According to Vanity Fair, the number of tourists who visit New Mexico has noticeably increased. Furthermore, while most tourists used to cite "outdoor activity" as their reason for visiting the state, that changed to "cultural activity" after 2011. Meanwhile, former Albuquerque Mayor Richard Berry must be among the many fans of the show, as he named March 16 "Breaking Bad Day," according to The Independent. Having its own day will definitely guarantee that the city's association with the show is never forgotten.

Crystal-meth-themed food is also a thing in Albuquerque

The tourism factor goes beyond set tours in RVs and seeps into the city's food industry. In what may be the most obvious choice, Screen Rant has noted that some stores in Albuquerque also sell candy labeled as "blue crystal meth," after the drug that made Walt's alter ego Heisenberg a famous and feared name.

Additionally, Vanity Fair details how Albuquerque donut shop Rebel Donut created a Breaking Bad-themed donut (after the show's production team requested it) to celebrate Aaron Paul's birthday in 2011. It's called Blue Sky, and has either white or blue frosting, with pieces of candy that look like the famous drug. A picture of Paul with the donuts circulated the internet, and soon, the donut got so popular that it became a permanent fixture on the Rebel Donut menu. Plus, the owner of Rebel Donut, Carrie Vender, says that she believes they sold about 8,000 of the Blue Sky donuts on the day of the series finale in 2013, according to Vanity Fair.

Within the world of Breaking Bad, there's one very famous food fixture: Los Pollos Hermanos, the restaurant Gus Fring uses as a front for his meth business. Los Pollos Hermanos was filmed at a local chain in Albuquerque called Twisters, which keeps a Los Pollos Hermanos sign hanging inside. Vanity Fair writes that some fans turned Twisters back into Los Pollos Hermanos for the tenth anniversary of the series premiere. 

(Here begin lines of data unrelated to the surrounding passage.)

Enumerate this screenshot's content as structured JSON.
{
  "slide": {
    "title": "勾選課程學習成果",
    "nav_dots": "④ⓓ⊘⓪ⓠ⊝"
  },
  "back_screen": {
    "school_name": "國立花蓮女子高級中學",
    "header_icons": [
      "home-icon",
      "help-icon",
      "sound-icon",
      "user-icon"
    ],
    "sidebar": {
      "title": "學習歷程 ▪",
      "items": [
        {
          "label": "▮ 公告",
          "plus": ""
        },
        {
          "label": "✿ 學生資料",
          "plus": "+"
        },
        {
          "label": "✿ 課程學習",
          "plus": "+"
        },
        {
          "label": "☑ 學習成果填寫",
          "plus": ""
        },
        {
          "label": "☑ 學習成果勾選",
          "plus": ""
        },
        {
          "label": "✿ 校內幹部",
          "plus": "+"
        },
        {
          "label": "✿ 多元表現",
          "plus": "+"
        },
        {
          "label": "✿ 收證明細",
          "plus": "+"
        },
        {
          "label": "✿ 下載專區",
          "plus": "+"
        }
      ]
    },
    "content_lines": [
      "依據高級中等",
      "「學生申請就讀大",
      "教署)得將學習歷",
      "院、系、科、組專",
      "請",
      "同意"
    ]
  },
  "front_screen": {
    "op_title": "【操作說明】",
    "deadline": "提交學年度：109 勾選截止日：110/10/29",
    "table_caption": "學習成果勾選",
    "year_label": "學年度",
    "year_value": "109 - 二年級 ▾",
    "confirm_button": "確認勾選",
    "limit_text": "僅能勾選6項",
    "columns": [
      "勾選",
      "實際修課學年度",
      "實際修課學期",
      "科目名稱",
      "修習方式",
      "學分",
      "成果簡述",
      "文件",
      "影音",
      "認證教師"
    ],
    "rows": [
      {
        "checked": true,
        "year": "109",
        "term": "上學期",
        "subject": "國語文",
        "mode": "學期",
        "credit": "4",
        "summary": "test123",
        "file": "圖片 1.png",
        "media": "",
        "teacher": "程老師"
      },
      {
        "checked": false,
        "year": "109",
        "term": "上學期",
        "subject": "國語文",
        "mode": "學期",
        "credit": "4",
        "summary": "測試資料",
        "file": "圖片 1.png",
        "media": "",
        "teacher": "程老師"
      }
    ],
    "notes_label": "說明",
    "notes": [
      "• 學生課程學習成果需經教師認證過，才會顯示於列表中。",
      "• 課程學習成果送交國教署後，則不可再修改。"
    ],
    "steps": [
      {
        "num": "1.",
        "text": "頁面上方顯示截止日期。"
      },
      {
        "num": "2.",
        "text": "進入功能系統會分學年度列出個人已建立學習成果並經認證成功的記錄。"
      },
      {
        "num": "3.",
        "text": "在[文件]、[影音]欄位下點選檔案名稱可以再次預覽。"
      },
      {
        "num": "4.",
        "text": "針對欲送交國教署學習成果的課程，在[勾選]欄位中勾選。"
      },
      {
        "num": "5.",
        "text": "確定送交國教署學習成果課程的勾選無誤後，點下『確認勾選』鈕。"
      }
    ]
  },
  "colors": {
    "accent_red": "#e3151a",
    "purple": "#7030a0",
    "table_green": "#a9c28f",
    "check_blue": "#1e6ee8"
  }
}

It's safe to say that no one who is at all familiar with Breaking Bad will be forgetting its ties to the city of Albuquerque any time soon.